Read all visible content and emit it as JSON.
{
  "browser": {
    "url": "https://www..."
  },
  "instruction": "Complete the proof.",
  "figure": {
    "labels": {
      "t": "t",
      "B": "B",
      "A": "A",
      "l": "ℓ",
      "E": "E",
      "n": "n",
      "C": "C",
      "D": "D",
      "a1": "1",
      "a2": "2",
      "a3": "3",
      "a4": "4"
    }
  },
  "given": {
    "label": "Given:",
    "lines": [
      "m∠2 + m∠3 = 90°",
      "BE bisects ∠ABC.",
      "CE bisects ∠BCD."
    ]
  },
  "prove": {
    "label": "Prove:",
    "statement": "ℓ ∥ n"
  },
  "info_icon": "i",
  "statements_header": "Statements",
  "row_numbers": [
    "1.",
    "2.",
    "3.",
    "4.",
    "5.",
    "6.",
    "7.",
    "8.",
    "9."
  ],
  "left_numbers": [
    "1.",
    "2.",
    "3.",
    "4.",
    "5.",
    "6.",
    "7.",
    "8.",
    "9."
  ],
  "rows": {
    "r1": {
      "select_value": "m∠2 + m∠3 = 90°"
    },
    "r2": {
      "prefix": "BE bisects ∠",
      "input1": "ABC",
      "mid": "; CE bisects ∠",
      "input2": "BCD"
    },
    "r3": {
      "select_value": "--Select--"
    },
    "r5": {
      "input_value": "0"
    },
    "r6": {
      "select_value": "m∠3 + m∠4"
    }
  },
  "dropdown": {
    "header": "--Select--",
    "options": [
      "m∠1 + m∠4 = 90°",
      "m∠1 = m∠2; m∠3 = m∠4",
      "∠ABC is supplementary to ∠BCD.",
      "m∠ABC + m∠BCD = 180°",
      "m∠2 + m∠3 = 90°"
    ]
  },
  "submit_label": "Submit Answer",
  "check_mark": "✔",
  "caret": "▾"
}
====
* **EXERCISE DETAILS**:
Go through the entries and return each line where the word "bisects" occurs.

* **SOLUTION FOR THIS PROBLEM**:
      "BE bisects ∠ABC.",
      "CE bisects ∠BCD."
      "prefix": "BE bisects ∠",
      "mid": "; CE bisects ∠",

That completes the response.